Exercise material -
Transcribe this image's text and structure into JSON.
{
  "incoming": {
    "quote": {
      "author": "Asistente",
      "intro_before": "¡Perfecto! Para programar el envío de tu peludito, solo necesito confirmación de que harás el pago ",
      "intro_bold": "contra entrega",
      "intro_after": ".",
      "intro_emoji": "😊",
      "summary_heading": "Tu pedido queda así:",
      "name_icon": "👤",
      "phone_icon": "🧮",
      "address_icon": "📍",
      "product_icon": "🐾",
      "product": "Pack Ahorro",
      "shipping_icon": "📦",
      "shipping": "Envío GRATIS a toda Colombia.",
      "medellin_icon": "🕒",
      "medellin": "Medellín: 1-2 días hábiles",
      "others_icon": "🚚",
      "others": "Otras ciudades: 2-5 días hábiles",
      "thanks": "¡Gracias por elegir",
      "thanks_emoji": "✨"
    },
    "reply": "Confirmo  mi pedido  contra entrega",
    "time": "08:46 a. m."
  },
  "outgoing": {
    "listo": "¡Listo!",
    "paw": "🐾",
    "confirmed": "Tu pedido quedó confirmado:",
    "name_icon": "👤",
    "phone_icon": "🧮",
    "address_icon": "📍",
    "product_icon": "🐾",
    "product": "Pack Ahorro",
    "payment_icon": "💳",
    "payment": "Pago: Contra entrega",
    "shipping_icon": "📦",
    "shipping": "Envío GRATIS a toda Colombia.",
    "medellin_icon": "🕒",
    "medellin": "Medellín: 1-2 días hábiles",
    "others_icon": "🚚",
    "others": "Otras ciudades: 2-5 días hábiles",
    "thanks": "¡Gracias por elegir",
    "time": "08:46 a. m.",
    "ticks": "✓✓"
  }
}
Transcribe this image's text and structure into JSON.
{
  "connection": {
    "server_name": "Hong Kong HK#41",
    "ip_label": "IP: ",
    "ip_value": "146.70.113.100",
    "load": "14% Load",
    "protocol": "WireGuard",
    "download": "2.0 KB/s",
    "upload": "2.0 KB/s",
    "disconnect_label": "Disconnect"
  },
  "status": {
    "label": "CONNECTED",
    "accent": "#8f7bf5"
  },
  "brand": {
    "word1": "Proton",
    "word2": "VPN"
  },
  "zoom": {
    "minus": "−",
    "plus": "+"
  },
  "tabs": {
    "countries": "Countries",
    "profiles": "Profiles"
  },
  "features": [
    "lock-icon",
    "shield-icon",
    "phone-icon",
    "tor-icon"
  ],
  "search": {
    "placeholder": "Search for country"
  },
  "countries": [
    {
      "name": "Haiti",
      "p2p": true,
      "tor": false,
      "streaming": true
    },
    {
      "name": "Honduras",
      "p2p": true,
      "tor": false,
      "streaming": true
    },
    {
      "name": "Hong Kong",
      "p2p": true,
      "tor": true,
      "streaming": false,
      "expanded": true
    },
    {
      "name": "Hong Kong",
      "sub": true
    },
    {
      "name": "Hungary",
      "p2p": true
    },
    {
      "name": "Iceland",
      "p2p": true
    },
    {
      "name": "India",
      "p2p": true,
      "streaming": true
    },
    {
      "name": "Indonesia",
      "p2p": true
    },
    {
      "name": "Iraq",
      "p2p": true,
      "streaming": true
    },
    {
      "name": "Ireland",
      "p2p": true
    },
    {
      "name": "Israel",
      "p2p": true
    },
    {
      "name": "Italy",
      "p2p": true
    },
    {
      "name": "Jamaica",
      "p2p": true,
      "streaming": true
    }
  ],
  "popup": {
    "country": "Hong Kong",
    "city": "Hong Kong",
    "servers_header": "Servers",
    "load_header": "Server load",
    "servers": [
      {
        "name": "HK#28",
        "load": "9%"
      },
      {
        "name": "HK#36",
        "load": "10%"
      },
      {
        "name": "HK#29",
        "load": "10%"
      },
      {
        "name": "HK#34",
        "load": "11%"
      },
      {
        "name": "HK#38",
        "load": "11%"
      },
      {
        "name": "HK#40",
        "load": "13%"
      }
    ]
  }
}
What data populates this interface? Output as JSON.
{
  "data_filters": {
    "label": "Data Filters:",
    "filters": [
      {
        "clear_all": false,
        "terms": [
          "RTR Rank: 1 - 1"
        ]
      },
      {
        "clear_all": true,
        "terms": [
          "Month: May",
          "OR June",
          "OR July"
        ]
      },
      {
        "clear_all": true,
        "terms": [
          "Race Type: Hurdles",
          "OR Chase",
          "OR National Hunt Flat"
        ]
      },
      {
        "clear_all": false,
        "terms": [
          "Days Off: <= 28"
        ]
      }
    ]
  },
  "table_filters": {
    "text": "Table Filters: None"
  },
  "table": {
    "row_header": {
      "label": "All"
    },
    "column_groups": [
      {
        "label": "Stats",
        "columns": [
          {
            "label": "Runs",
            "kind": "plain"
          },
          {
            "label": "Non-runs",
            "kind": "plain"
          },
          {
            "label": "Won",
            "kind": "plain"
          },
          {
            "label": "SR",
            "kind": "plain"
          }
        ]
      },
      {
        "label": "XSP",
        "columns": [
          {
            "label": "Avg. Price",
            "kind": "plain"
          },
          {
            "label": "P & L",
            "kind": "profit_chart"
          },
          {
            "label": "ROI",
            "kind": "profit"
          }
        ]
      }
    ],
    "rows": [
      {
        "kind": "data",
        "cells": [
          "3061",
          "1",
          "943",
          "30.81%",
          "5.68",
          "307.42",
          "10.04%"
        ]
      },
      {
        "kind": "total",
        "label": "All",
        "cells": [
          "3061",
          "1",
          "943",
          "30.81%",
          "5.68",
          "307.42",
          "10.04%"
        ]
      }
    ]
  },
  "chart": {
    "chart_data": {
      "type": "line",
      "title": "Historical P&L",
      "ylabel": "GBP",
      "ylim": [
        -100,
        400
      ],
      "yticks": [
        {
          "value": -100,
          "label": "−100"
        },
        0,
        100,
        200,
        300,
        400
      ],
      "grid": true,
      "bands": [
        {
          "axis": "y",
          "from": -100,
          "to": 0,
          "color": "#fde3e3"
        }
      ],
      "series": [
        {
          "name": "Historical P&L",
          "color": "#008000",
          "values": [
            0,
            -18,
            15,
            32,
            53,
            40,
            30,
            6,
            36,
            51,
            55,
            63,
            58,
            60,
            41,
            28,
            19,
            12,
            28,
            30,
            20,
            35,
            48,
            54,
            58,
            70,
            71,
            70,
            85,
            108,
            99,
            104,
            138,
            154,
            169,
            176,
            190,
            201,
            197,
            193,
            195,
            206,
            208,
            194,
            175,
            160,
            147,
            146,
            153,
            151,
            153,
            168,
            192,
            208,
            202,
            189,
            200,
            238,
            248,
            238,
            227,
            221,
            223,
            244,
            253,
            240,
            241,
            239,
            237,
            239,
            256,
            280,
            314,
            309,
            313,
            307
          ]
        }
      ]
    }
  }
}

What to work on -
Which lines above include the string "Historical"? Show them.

Task response -
      "title": "Historical P&L",
          "name": "Historical P&L",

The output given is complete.